Saturday, June 18, 2016

There Is No Such Thing As Trading Psychology

I'd like to advance a principle:  The values and emotional/behavioral patterns that we enact in our trading inevitably reflect those we live outside of our trading.  Who we are as a trader never strays too far from who we are as people.  In that sense, there is no such thing as trading psychology.  There is only psychology; we cannot sustain patterns in our trading if we do not live and reinforce them in our daily lives.

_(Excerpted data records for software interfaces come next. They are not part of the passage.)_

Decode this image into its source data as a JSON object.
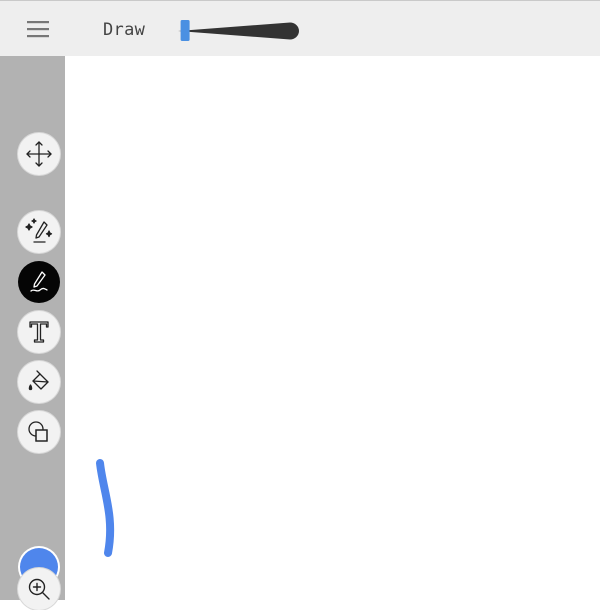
{
  "app": {
    "title": "Draw"
  },
  "toolbar": {
    "menu_icon": "hamburger-menu-icon",
    "brush_size": {
      "value_fraction": 0.06
    }
  },
  "tools": [
    {
      "id": "move",
      "icon": "move-arrows-icon",
      "active": false
    },
    {
      "id": "magic-pen",
      "icon": "magic-pen-icon",
      "active": false
    },
    {
      "id": "pen",
      "icon": "pen-icon",
      "active": true
    },
    {
      "id": "text",
      "icon": "text-icon",
      "active": false
    },
    {
      "id": "fill",
      "icon": "paint-bucket-icon",
      "active": false
    },
    {
      "id": "shapes",
      "icon": "shapes-icon",
      "active": false
    },
    {
      "id": "zoom",
      "icon": "zoom-in-icon",
      "active": false
    }
  ],
  "color": {
    "current": "#4f86ec"
  },
  "colors": {
    "topbar": "#eeeeee",
    "sidebar": "#b2b2b2",
    "slider_thumb": "#4a90e2",
    "slider_track": "#333333"
  },
  "canvas": {
    "strokes": [
      {
        "color": "#4f86ec"
      }
    ]
  }
}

We recently returned from a trip to Norway, trekking mountains and fjords.  Every year we take at least one vacation that places us outside our daily routines and expands our cultural and environmental horizons.  That's also time that we spend together apart from the routines of daily life.  On a smaller scale, we use weekends to find new things to do and places to go.  Sharing new experiences keeps a relationship new; it also keeps one from becoming too wrapped up in day to day work and markets.  This emphasis on life perspective has been key to keeping a level head in trading.  It is difficult to overtrade when you're seeing the larger picture of your personal and trading development.

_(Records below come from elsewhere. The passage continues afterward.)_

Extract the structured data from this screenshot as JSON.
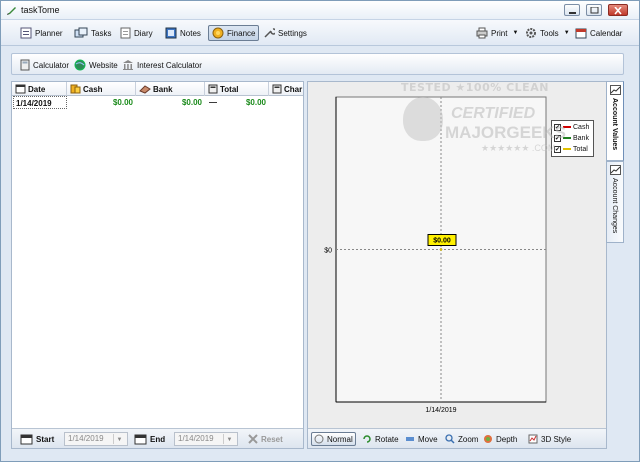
{
  "window": {
    "title": "taskTome"
  },
  "toolbar": {
    "planner": "Planner",
    "tasks": "Tasks",
    "diary": "Diary",
    "notes": "Notes",
    "finance": "Finance",
    "settings": "Settings",
    "print": "Print",
    "tools": "Tools",
    "calendar": "Calendar"
  },
  "subbar": {
    "calculator": "Calculator",
    "website": "Website",
    "interest": "Interest Calculator"
  },
  "grid": {
    "columns": [
      "Date",
      "Cash",
      "Bank",
      "Total",
      "Char"
    ],
    "rows": [
      {
        "date": "1/14/2019",
        "cash": "$0.00",
        "bank": "$0.00",
        "trend": "—",
        "total": "$0.00"
      }
    ]
  },
  "footer_left": {
    "start_label": "Start",
    "start_value": "1/14/2019",
    "end_label": "End",
    "end_value": "1/14/2019",
    "reset_label": "Reset"
  },
  "chart_data": {
    "type": "line",
    "categories": [
      "1/14/2019"
    ],
    "series": [
      {
        "name": "Cash",
        "values": [
          0
        ],
        "color": "#d00000"
      },
      {
        "name": "Bank",
        "values": [
          0
        ],
        "color": "#208020"
      },
      {
        "name": "Total",
        "values": [
          0
        ],
        "color": "#e0c000"
      }
    ],
    "y_tick_labels": [
      "$0"
    ],
    "x_tick_labels": [
      "1/14/2019"
    ],
    "data_label": "$0.00",
    "grid": true,
    "legend_position": "top-right"
  },
  "footer_right": {
    "normal": "Normal",
    "rotate": "Rotate",
    "move": "Move",
    "zoom": "Zoom",
    "depth": "Depth",
    "style3d": "3D Style"
  },
  "side_tabs": {
    "values": "Account Values",
    "changes": "Account Changes"
  },
  "watermark": {
    "line1": "TESTED ★100% CLEAN",
    "line2": "CERTIFIED",
    "line3": "MAJORGEEKS",
    "line4": "★★★★★★ .COM"
  },
  "colors": {
    "money": "#1a8a1a",
    "accent": "#fff000"
  }
}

Similarly, adopting four rescue cats and being involved in the lives of our five children keeps us in a mode of servant leadership.  It's tough to get overconfident in markets and trade with your ego when you spend a good portion of the day helping others. 

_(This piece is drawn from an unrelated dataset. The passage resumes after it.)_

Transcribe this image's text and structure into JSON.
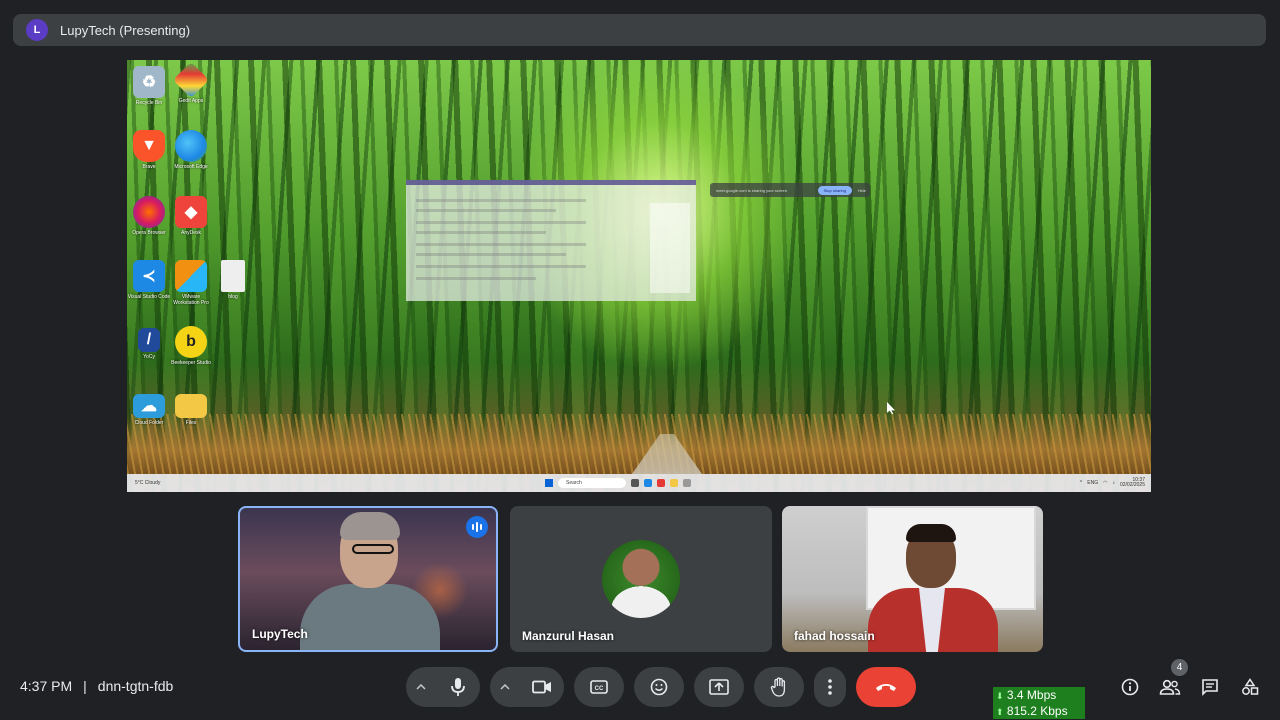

I was recently driving on a highway and the road split into two sections, each going the same way.  The left fork was a single lane labeled express; the right fork was a double lane labeled local.  My trip was several hours in duration but I immediately took the local option.  My instantaneous reasoning was that if the single lane became blocked by an accident or car breakdown, traffic would be trapped--potentially for hours.  If the double lane saw an accident or breakdown, there was a fighting chance of getting by in one of the other lanes.  In short, I quickly made my decision based upon the management of downside (tail) risk.

What this tells us is that, not only does our daily psychology become our trading psychology, but our trading psychology has a way of filtering into our daily lives.  Trading teaches us lessons about risk, reward, discipline, and flexibility and those become life lessons.  We trade with the psychology that we cultivate outside of market hours.  Who we are as traders helps shape who we are as people.  There is no trading psychology, only psychology.

So what does that mean?

If there's a pattern you'd like to change in your trading, figure out how that pattern is playing out in your personal life and make that the focus of your change efforts.  In other words, your goal should be to be the person outside of trading hours that you'd like to be in your trading.  Life thus becomes a practice ground for trading, just as the reverse is the case.  Becoming a better trader is no different from becoming a better person.

Well, Mali just walked into the room when she heard my music playing; she only seems to walk in when the romantic tunes are playing...Next in my queue is an email offering a partnership in a money-making opportunity to pitch trading psychology videos.  Think I'll spend some partnership time with the little girl instead...

Further Reading:  The Ultimate Value of Trading